EXERCISE DESCRIPTION: A single figure is the whole answer: the number of lines in the entries that contain "新课标Ⅰ卷".

*** Opening PROVIDED RECORDS ***

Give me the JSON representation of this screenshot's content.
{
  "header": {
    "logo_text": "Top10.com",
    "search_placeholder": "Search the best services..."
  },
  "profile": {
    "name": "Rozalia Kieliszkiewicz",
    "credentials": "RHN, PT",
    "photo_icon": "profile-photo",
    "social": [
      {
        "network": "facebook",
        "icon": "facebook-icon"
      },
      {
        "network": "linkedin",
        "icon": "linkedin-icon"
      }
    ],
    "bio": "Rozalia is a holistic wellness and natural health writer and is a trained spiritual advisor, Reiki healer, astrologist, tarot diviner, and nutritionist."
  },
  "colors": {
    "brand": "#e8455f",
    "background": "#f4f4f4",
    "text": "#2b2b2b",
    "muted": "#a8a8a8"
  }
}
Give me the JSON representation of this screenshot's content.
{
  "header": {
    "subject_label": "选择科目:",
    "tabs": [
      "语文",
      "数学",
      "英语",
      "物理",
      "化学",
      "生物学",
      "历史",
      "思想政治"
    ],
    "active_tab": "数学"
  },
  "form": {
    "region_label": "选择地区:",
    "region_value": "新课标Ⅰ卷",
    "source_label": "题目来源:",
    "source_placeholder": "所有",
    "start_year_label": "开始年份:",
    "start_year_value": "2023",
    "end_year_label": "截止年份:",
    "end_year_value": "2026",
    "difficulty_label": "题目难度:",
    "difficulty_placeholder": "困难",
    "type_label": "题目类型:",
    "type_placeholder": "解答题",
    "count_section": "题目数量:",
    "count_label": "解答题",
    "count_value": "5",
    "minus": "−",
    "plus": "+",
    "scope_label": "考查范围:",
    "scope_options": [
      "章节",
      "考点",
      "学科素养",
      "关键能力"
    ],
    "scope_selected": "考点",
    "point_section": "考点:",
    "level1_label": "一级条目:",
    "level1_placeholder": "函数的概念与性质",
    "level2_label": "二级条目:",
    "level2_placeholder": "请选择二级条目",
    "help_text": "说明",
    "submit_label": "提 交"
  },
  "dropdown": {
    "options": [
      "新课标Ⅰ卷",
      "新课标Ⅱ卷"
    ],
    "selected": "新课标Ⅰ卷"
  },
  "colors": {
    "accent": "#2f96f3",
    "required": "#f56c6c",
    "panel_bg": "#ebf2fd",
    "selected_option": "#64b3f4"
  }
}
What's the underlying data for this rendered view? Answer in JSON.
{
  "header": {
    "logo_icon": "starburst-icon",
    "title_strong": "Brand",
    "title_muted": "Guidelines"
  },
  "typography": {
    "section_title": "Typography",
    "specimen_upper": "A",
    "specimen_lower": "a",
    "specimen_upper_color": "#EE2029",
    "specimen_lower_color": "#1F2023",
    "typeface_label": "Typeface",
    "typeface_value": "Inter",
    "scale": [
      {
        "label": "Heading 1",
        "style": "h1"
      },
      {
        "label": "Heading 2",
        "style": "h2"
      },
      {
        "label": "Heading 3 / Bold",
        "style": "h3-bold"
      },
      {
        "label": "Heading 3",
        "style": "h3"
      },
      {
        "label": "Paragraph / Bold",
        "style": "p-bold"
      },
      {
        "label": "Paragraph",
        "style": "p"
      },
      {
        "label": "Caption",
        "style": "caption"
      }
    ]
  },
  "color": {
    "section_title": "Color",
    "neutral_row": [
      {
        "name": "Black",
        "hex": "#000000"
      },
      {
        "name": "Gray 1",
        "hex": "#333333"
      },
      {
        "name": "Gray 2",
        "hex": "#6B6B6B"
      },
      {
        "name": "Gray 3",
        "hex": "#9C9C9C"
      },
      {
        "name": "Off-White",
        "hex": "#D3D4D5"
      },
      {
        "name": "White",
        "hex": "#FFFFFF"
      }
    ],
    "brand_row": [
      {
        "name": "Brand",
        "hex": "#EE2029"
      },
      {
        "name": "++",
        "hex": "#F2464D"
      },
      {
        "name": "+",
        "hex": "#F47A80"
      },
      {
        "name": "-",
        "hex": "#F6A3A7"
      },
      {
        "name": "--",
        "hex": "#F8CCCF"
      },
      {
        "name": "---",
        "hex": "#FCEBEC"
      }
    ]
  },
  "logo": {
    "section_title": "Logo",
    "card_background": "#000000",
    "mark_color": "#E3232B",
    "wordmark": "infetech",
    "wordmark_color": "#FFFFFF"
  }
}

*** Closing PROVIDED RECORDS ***

SOLVED PROBLEM: 3